Format

Send to

Choose Destination
Biochim Biophys Acta. 2006 Dec;1764(12):1842-52. Epub 2006 Oct 3.

Application of different fragmentation techniques for the analysis of phosphopeptides using a hybrid linear ion trap-FTICR mass spectrometer.

Author information

1
Institute of Molecular Biotechnology (IMBA), Vienna, Dr.-Bohr-Gasse 3, 1030 Vienna, Austria.

Abstract

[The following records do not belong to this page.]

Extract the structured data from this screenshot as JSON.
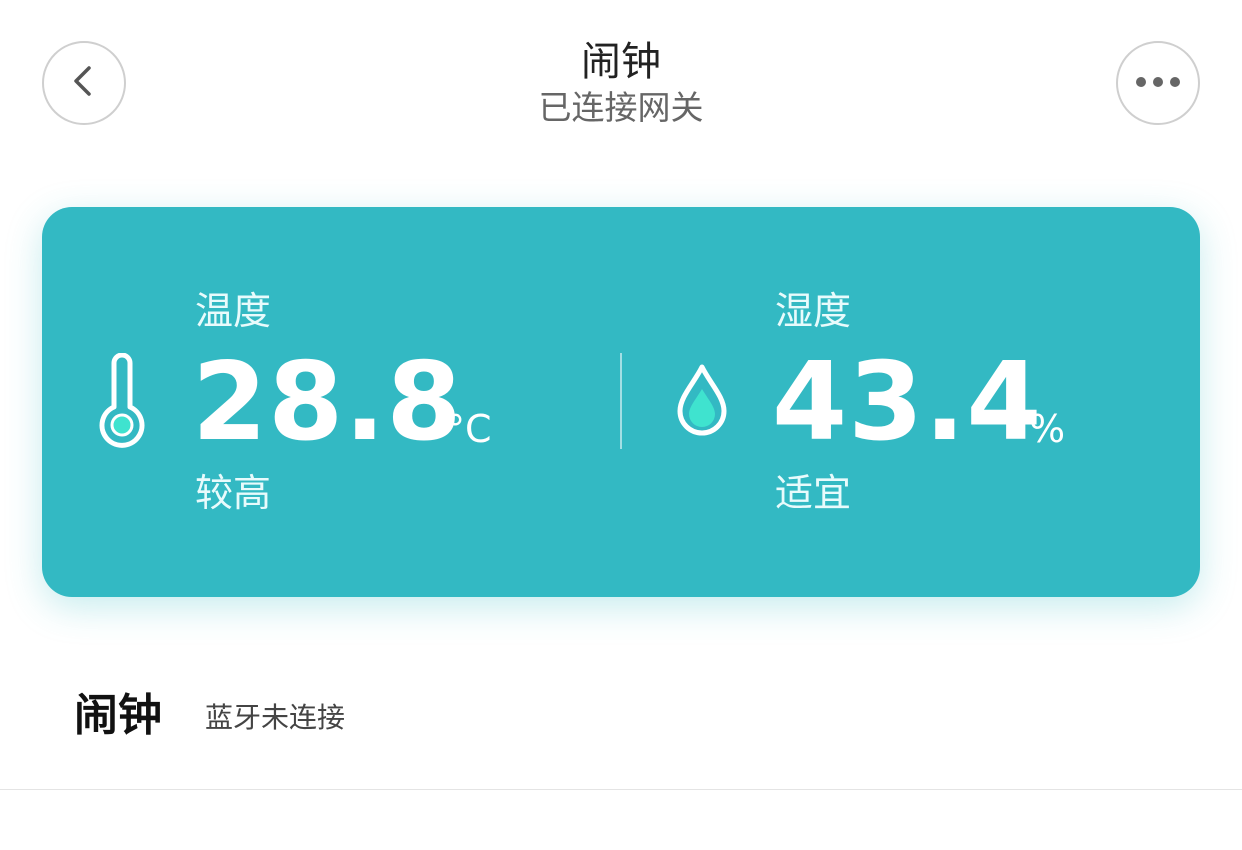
{
  "header": {
    "title": "闹钟",
    "subtitle": "已连接网关",
    "back_icon": "chevron-left-icon",
    "more_icon": "more-horizontal-icon"
  },
  "card": {
    "background_color": "#33b9c3",
    "temperature": {
      "label": "温度",
      "value": "28.8",
      "unit": "°C",
      "status": "较高",
      "icon": "thermometer-icon"
    },
    "humidity": {
      "label": "湿度",
      "value": "43.4",
      "unit": "%",
      "status": "适宜",
      "icon": "water-drop-icon"
    }
  },
  "device": {
    "name": "闹钟",
    "status": "蓝牙未连接"
  }
}
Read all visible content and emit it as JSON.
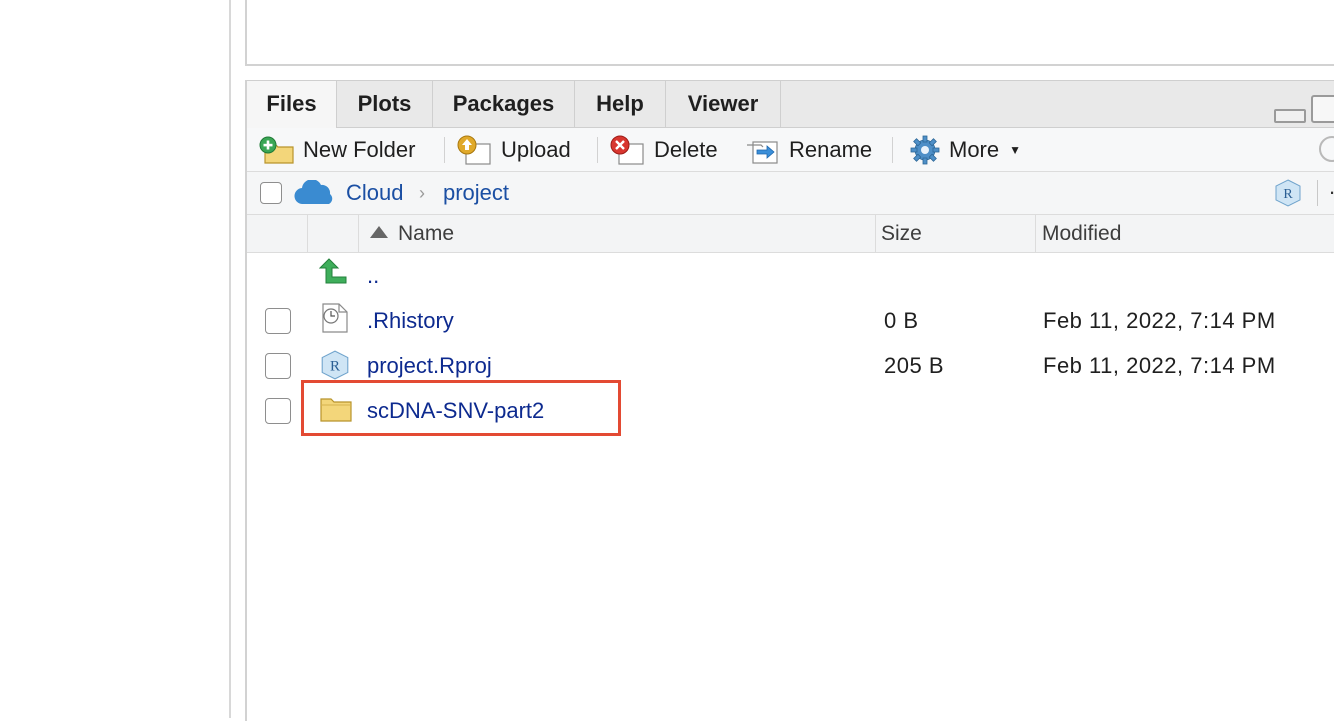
{
  "tabs": [
    {
      "label": "Files",
      "active": true
    },
    {
      "label": "Plots"
    },
    {
      "label": "Packages"
    },
    {
      "label": "Help"
    },
    {
      "label": "Viewer"
    }
  ],
  "toolbar": {
    "new_folder": "New Folder",
    "upload": "Upload",
    "delete": "Delete",
    "rename": "Rename",
    "more": "More"
  },
  "breadcrumb": {
    "root": "Cloud",
    "current": "project"
  },
  "columns": {
    "name": "Name",
    "size": "Size",
    "modified": "Modified"
  },
  "files": [
    {
      "name": "..",
      "type": "parent",
      "size": "",
      "modified": ""
    },
    {
      "name": ".Rhistory",
      "type": "history",
      "size": "0 B",
      "modified": "Feb 11, 2022, 7:14 PM"
    },
    {
      "name": "project.Rproj",
      "type": "rproj",
      "size": "205 B",
      "modified": "Feb 11, 2022, 7:14 PM"
    },
    {
      "name": "scDNA-SNV-part2",
      "type": "folder",
      "size": "",
      "modified": ""
    }
  ],
  "colors": {
    "link": "#0d2a8f",
    "highlight": "#e34a33",
    "tab_bg": "#e9e9e9"
  }
}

Electron capture dissociation (ECD) and infrared multiphoton dissociation (IRMPD) present complementary techniques for the fragmentation of peptides and proteins in Fourier transform ion cyclotron resonance mass spectrometry (FTICR-MS) in addition to the commonly used collisionally activated dissociation (CAD). Both IRMPD and ECD have been shown to be applicable for an efficient sequencing of peptides and proteins, whereas ECD has proven especially valuable for mapping labile posttranslational modifications (PTMs), such as phosphorylations. In this work, we compare the different fragmentation techniques and MS detection in a linear ion trap and the ICR cell with respect to their abilities to efficiently identify and characterize phosphorylated peptides. For optimizing fragmentation parameters, sets of synthetic peptides with molecular weights ranging from approximately 1 to 4 kDa and different levels of phosphorylation were analyzed. The influence of spectrum averaging for obtaining high-quality spectra was investigated. Our results show that the fragmentation methods CAD and ECD allow for a facilitated analysis of phosphopeptides; however, their general applicability for analyzing phosphopeptides has to be evaluated in each specific case with respect to the given analytical task. The major advantage of complementary peptide cleavages by combining different fragmentation methods is the increased amount of information that is obtained during MS/MS analysis of modified peptides. On the basis of the obtained results, we are planning to design LC time-scale compatible, data-dependent MS/MS methods using the different fragmentation techniques in order to improve the identification and characterization of phosphopeptides.

PMID:
17097932
DOI:
10.1016/j.bbapap.2006.09.016
[Indexed for MEDLINE]

Supplemental Content

Loading ...
Support Center